*How to complete this task*: Reproduce the entries that follow, exactly and in full.

* * * *

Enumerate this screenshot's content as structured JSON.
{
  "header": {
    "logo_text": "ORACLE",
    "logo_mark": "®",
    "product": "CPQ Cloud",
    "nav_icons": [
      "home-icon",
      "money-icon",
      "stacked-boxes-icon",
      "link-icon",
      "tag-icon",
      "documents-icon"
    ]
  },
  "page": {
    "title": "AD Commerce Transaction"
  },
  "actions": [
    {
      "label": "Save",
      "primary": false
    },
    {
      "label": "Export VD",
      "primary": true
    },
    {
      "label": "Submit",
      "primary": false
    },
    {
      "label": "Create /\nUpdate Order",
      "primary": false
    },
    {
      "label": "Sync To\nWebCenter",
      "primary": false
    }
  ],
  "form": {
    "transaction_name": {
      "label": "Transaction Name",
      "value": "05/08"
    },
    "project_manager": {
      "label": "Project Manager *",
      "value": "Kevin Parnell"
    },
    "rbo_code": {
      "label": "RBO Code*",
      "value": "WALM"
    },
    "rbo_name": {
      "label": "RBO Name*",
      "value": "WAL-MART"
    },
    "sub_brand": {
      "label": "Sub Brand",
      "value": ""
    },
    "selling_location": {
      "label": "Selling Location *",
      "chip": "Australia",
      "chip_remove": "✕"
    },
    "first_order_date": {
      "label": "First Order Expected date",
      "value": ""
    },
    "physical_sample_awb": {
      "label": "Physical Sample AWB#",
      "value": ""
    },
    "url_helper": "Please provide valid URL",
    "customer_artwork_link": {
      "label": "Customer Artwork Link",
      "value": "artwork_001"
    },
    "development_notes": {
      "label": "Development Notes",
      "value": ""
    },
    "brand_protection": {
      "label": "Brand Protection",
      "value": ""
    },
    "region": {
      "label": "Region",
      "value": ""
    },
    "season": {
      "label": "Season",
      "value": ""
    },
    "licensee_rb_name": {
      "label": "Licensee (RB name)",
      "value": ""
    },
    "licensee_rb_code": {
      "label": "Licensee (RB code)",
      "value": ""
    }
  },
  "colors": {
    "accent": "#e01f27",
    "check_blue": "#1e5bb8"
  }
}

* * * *

*Output below*:
Enumerate this screenshot's content as structured JSON.
{
  "header": {
    "logo_text": "ORACLE",
    "logo_mark": "®",
    "product": "CPQ Cloud",
    "nav_icons": [
      "home-icon",
      "money-icon",
      "stacked-boxes-icon",
      "link-icon",
      "tag-icon",
      "documents-icon"
    ]
  },
  "page": {
    "title": "AD Commerce Transaction"
  },
  "actions": [
    {
      "label": "Save",
      "primary": false
    },
    {
      "label": "Export VD",
      "primary": true
    },
    {
      "label": "Submit",
      "primary": false
    },
    {
      "label": "Create /\nUpdate Order",
      "primary": false
    },
    {
      "label": "Sync To\nWebCenter",
      "primary": false
    }
  ],
  "form": {
    "transaction_name": {
      "label": "Transaction Name",
      "value": "05/08"
    },
    "project_manager": {
      "label": "Project Manager *",
      "value": "Kevin Parnell"
    },
    "rbo_code": {
      "label": "RBO Code*",
      "value": "WALM"
    },
    "rbo_name": {
      "label": "RBO Name*",
      "value": "WAL-MART"
    },
    "sub_brand": {
      "label": "Sub Brand",
      "value": ""
    },
    "selling_location": {
      "label": "Selling Location *",
      "chip": "Australia",
      "chip_remove": "✕"
    },
    "first_order_date": {
      "label": "First Order Expected date",
      "value": ""
    },
    "physical_sample_awb": {
      "label": "Physical Sample AWB#",
      "value": ""
    },
    "url_helper": "Please provide valid URL",
    "customer_artwork_link": {
      "label": "Customer Artwork Link",
      "value": "artwork_001"
    },
    "development_notes": {
      "label": "Development Notes",
      "value": ""
    },
    "brand_protection": {
      "label": "Brand Protection",
      "value": ""
    },
    "region": {
      "label": "Region",
      "value": ""
    },
    "season": {
      "label": "Season",
      "value": ""
    },
    "licensee_rb_name": {
      "label": "Licensee (RB name)",
      "value": ""
    },
    "licensee_rb_code": {
      "label": "Licensee (RB code)",
      "value": ""
    }
  },
  "colors": {
    "accent": "#e01f27",
    "check_blue": "#1e5bb8"
  }
}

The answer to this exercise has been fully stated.